[32] The primary judge … referred to Silva & Phoenix [2018] FamCAFC 41 … (‘Silva’) where it had been determined that the trial judge’s knowledge of the parties’ proposed terms of settlement precluded the judge from continuing to hear the matter. However, his Honour distinguished the facts of Silva from this case. In Silva, the trial judge had expressed a view that the proposed percentage division was not appropriate, whereas in the present case, his Honour did not express a view one way or the other. Whilst his Honour’s analysis was correct, and it is a relevant consideration, that exercise did not resolve the application of the second step of the test or the issue of apprehended bias.

[33] We now turn to the second step, namely the logical connection between exposure to the terms of the proposed settlement and the objective apprehension the primary judge might not determine the property application on its merits …

( … )

[38] … [T]he primary judge was well aware of both the appellant’s formal position, the compromised percentage division, the significant asset pool and what the compromise actually represented in monetary terms to each party. We accept the compromise was a material and substantial deviation from the appellant’s stated position.

[39] … It would be forensically embarrassing for the appellant to contend at trial the settlement previously agreed and presented for approval, would not be just and equitable. We agree with that submission, in particular because of the significant monetary value of the appellant’s compromise and departure from his former position before the Court, it would be untenable for counsel for the appellant to contend at a subsequent trial, that his client’s formal position would be just and equitable and the compromised position would not be.

[40] … [T]he proposed terms of settlement were not akin to ordinary evidence, which could be disregarded by the primary judge.

( … )

[42] … The primary judge’s prolonged exposure to and familiarity with the proposed property settlement orders and the exchanges with counsel over two consecutive days are not analogous to a judge disregarding an objectionable piece of evidence …

( … )

[45] We agree with and accept the submissions of senior counsel for the appellant that there is a logical connection between the exposure to the terms of settlement and the objective apprehension. From the perspective of the fair-minded lay observer, knowledge of the proposed settlement orders and balance sheet over two days might, at the least, subconsciously affect both the primary judge’s future assessment of the evidence and his Honour’s ability to carry out the discretionary evaluative exercise required under s 79 of the Act, to determine adjustments of property.”

The appeal was allowed and the matter remitted to a judge other than Gill J. A costs certificate was granted to the husband.


Our latest notable cases this month also include summaries of cases that involve the following:

Children – Order that mother own and reside in an Australian property as condition precedent to her travelling internationally with the child was ultra vires

Children – Order for unsupervised father’s time was made without procedural fairness where each party accepted that the father should attend anger management courses but no such order was made

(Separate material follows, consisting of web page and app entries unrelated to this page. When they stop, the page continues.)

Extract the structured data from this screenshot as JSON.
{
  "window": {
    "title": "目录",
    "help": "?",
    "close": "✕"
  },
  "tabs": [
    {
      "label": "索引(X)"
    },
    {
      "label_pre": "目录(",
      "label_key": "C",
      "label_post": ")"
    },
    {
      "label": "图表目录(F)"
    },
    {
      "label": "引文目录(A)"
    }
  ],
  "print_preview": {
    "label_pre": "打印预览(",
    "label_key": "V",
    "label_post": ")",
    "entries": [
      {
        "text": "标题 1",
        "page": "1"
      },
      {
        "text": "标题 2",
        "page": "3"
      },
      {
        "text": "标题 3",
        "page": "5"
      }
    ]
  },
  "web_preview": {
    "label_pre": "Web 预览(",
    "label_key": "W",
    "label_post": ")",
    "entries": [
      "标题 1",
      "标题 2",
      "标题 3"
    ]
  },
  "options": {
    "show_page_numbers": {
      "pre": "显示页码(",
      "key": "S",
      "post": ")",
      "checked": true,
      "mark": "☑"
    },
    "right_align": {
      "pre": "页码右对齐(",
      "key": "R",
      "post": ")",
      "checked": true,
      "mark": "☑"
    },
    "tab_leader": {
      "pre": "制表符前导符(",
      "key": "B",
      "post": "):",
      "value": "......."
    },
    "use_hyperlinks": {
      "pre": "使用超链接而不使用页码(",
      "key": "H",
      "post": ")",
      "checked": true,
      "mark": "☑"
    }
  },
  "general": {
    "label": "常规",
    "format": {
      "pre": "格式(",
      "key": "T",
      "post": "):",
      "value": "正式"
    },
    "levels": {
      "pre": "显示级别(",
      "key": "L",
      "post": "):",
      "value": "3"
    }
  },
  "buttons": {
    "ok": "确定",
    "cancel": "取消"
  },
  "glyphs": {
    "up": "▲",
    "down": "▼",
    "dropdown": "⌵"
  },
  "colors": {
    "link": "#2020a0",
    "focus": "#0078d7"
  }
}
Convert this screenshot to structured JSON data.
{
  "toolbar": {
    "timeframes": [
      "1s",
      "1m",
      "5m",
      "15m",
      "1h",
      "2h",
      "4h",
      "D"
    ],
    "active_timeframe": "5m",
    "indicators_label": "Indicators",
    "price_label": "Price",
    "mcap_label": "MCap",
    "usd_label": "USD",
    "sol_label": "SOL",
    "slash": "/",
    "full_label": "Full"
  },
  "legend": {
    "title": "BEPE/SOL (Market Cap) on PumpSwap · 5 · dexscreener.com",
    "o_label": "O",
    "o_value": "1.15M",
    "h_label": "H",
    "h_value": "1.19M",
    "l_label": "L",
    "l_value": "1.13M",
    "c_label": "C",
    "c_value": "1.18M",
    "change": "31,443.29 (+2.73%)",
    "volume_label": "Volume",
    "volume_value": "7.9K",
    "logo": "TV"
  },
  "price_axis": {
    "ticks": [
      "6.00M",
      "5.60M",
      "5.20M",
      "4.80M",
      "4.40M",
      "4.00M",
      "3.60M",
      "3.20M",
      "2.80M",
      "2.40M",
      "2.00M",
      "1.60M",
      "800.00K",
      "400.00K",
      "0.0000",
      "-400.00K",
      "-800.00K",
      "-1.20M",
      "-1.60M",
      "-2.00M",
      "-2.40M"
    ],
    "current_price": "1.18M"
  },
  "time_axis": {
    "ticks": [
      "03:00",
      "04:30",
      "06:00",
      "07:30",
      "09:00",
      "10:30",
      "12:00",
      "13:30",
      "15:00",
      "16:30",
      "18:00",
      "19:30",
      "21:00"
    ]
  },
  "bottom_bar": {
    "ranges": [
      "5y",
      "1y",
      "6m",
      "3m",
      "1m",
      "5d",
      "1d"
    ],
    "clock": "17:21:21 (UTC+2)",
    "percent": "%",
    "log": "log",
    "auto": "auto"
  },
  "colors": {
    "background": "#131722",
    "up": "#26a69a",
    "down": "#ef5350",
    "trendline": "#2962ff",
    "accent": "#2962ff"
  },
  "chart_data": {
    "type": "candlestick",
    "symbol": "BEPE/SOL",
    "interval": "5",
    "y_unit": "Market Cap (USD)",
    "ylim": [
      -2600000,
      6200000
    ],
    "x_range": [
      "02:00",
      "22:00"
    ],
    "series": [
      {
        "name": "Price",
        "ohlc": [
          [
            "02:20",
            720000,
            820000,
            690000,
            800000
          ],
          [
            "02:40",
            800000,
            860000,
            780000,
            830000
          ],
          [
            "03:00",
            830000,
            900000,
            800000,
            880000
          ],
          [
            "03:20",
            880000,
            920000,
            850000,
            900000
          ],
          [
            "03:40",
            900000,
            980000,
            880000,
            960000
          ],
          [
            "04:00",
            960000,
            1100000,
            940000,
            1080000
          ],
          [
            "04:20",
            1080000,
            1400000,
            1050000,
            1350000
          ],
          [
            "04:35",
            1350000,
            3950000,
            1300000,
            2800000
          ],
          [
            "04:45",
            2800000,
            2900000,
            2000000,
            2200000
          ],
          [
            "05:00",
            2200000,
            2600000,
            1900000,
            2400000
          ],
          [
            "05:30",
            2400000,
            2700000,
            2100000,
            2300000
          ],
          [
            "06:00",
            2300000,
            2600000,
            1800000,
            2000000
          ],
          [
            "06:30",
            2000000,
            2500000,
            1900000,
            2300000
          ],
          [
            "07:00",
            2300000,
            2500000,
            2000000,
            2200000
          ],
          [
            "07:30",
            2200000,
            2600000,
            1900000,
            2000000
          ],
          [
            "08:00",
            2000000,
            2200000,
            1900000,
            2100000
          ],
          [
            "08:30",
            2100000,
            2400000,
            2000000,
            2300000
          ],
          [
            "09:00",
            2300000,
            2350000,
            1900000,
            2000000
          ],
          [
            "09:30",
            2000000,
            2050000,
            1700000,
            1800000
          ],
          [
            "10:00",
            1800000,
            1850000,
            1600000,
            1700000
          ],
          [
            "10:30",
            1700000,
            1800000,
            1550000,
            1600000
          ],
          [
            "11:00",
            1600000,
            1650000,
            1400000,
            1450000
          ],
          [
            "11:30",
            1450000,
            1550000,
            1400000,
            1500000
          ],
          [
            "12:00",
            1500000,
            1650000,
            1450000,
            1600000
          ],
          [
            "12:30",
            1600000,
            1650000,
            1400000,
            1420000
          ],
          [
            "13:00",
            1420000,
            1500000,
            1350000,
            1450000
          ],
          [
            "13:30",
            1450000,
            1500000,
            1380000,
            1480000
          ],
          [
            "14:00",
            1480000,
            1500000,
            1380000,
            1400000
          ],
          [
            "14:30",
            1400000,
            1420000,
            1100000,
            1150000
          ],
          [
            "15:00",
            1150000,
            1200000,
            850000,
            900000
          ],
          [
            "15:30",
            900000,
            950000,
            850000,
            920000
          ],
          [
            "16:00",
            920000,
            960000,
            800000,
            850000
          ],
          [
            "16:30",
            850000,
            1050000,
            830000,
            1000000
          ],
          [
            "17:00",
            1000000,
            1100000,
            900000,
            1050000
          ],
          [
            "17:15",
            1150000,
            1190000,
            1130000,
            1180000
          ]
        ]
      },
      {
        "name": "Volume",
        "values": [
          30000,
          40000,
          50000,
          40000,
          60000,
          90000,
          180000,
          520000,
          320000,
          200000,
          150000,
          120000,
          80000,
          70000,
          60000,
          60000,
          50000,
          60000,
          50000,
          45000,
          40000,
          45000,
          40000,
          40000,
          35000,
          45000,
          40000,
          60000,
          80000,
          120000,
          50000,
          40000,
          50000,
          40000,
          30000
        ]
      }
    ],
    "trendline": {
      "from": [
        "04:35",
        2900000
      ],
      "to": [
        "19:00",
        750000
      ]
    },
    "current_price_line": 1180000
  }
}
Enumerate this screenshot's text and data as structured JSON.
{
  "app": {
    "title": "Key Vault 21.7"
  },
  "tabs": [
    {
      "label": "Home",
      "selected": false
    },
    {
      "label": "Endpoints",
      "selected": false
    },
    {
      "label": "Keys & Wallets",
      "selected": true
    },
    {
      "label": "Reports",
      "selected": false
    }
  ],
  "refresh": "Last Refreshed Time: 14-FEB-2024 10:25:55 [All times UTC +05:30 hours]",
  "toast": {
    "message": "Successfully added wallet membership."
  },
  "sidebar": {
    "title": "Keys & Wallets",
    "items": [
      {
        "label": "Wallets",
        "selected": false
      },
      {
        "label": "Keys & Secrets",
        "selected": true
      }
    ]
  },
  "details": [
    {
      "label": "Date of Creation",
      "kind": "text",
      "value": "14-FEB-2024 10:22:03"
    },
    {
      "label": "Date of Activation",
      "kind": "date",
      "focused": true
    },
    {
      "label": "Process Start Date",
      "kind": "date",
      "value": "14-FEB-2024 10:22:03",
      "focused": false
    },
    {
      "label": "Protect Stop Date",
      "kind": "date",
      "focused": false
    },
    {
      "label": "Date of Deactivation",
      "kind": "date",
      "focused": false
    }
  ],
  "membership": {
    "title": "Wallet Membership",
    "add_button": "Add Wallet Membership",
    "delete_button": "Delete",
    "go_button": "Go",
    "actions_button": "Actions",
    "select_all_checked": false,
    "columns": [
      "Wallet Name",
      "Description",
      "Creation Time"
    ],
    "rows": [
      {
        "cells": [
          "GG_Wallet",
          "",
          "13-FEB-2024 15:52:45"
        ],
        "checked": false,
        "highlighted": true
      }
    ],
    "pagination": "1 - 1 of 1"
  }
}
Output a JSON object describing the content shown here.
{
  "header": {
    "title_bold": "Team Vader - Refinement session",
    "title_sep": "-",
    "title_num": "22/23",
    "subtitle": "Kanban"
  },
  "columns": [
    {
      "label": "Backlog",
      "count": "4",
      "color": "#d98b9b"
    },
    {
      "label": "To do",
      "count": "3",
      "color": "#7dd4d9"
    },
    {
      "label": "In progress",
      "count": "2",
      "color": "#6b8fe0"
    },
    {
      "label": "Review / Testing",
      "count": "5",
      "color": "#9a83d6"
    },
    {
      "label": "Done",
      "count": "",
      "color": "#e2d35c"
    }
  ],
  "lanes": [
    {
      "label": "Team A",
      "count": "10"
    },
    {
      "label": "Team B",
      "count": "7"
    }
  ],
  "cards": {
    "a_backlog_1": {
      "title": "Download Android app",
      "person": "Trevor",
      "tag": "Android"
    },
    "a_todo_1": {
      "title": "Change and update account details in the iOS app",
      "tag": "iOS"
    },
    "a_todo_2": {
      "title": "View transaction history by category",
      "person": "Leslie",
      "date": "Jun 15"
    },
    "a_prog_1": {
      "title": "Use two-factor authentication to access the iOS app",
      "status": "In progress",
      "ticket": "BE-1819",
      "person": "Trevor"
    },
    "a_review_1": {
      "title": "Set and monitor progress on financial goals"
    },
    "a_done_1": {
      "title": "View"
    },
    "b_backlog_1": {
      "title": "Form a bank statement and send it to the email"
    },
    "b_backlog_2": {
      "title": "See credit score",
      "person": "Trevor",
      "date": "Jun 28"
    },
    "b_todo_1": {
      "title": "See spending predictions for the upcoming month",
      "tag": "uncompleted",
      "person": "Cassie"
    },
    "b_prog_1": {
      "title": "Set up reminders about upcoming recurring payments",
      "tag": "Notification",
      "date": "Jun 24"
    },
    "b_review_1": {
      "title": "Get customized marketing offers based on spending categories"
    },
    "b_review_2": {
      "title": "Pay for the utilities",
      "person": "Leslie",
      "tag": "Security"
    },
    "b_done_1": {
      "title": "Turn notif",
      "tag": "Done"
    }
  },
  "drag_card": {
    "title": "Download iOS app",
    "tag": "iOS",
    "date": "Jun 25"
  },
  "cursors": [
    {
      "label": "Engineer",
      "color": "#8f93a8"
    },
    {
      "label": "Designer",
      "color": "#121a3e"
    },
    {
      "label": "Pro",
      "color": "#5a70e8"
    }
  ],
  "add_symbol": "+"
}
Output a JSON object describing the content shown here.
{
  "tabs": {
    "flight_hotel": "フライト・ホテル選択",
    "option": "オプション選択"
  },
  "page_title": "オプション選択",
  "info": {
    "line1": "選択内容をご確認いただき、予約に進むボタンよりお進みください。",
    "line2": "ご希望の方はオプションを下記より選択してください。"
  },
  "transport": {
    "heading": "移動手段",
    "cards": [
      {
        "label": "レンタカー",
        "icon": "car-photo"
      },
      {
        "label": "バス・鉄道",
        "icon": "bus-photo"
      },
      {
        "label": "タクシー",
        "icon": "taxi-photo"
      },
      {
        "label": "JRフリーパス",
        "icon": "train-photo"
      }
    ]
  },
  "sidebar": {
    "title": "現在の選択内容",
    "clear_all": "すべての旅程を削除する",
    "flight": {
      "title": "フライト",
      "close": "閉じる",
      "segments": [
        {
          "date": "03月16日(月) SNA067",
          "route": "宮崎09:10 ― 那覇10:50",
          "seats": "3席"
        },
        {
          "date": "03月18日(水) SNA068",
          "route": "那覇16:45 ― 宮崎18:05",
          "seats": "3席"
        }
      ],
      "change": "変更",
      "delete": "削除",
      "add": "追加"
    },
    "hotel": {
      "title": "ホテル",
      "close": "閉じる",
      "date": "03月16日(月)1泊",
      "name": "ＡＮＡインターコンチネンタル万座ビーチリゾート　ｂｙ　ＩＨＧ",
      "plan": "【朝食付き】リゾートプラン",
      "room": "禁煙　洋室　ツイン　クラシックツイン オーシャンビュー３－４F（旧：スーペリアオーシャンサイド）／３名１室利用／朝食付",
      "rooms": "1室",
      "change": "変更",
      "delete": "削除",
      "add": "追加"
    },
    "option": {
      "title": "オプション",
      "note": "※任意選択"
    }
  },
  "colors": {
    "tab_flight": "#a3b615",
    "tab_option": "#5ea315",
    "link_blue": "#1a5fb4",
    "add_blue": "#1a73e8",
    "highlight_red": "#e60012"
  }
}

Children – Court lacks jurisdiction to make orders that a therapy animal (a pet dog) accompany child during father’s time – Father’s application for equal shared parental responsibility dismissed as Rice & Asplund not satisfied

Financial agreements – Supreme Court of New South Wales enforces a “Binding Terms Sheet” signed to implement the parties’ financial agreement

Children – Single expert in her Child Impact Report relied on a family violence screening tool that indicated a “very high risk of lethality” in the “serious threat” category – Interim orders for supervised time upheld upon review, notwithstanding expressed wishes of 13 year old child to live with her father

Property – Single expert occupational physician appointed to report on de facto wife’s medical condition and its impact on her prospects of employment